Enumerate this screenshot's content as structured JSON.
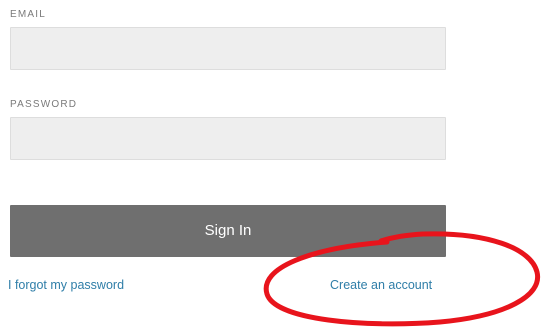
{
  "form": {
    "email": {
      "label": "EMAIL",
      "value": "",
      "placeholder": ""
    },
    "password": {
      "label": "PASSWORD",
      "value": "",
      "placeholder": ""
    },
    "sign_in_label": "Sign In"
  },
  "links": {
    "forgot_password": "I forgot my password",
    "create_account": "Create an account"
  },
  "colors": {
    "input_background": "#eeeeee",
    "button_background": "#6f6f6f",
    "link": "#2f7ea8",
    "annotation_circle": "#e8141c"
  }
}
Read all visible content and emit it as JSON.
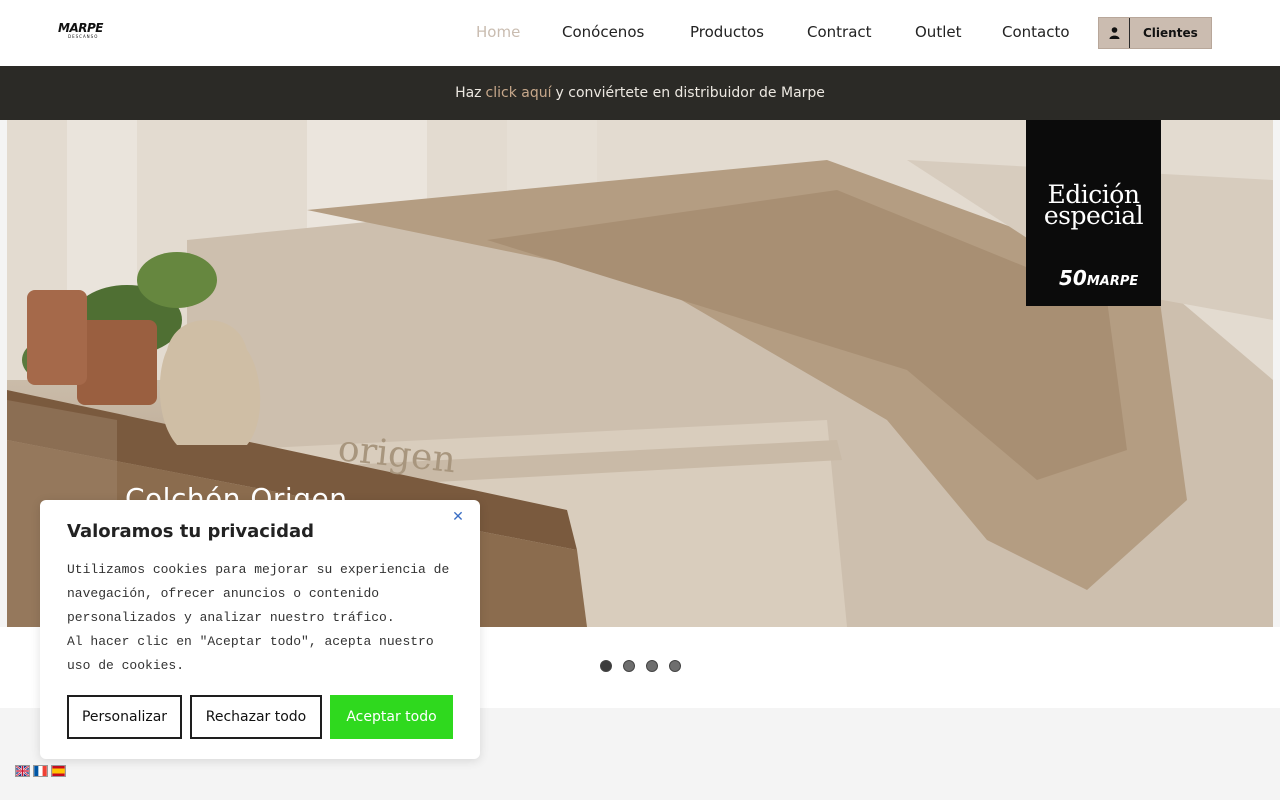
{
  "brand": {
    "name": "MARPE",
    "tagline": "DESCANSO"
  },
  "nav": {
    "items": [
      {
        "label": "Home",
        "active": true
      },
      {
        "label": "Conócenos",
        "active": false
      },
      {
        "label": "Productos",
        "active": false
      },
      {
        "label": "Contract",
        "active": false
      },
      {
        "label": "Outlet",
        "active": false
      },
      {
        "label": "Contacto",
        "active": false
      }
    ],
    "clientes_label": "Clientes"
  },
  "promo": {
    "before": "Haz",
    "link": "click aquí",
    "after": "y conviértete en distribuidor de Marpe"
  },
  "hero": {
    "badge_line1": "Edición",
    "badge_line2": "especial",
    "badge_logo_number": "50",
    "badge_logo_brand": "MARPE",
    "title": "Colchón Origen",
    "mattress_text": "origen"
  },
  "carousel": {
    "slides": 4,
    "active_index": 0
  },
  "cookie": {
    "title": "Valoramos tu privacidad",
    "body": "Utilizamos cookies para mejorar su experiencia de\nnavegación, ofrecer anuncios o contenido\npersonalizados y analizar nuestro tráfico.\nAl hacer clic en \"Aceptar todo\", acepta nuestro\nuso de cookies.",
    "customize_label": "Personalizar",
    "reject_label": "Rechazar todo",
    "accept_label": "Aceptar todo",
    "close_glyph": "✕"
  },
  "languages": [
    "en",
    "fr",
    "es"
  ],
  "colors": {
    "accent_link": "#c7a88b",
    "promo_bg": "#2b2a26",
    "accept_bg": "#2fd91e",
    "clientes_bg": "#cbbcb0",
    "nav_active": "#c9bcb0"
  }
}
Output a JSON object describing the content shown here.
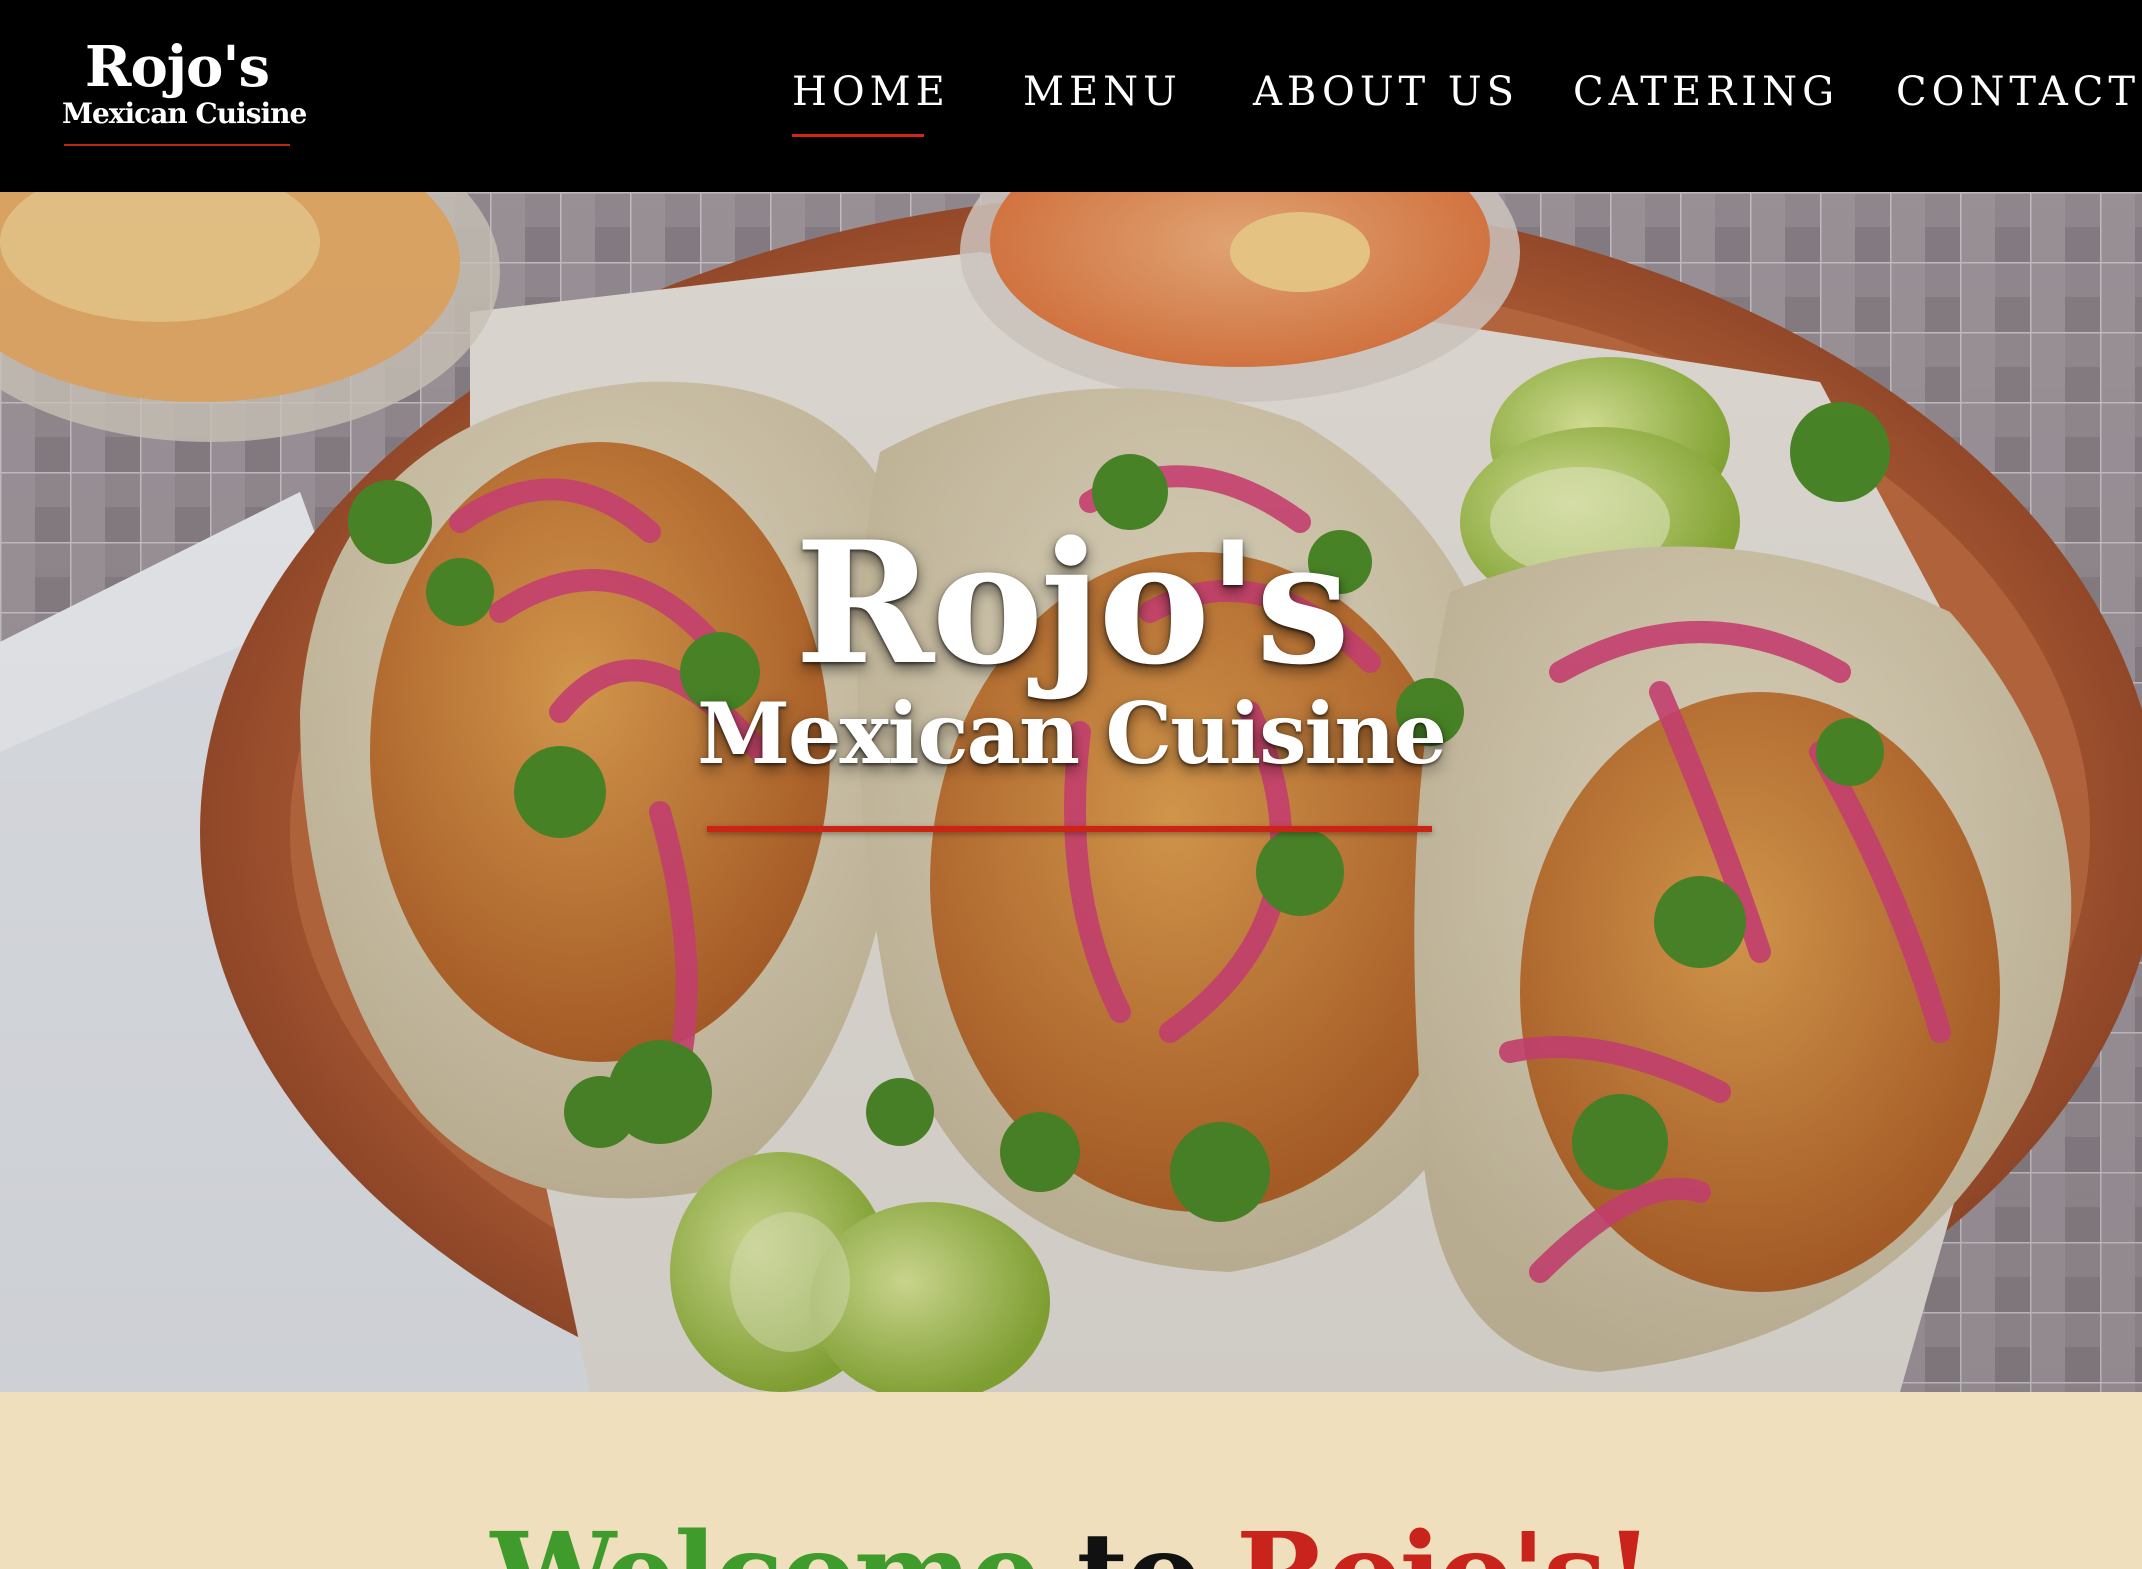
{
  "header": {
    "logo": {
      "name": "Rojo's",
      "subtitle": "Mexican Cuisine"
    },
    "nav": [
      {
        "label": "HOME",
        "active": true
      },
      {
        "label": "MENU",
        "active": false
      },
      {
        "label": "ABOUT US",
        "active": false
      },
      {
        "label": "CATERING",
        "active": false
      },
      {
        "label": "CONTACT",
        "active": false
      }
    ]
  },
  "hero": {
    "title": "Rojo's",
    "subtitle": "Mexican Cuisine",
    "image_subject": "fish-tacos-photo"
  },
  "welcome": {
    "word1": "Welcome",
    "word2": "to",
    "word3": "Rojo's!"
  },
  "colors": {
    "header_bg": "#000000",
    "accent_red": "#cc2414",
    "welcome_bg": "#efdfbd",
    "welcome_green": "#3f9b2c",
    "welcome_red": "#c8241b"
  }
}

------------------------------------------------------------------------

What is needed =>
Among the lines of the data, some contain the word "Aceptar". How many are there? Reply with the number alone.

Result of the exercise =>
2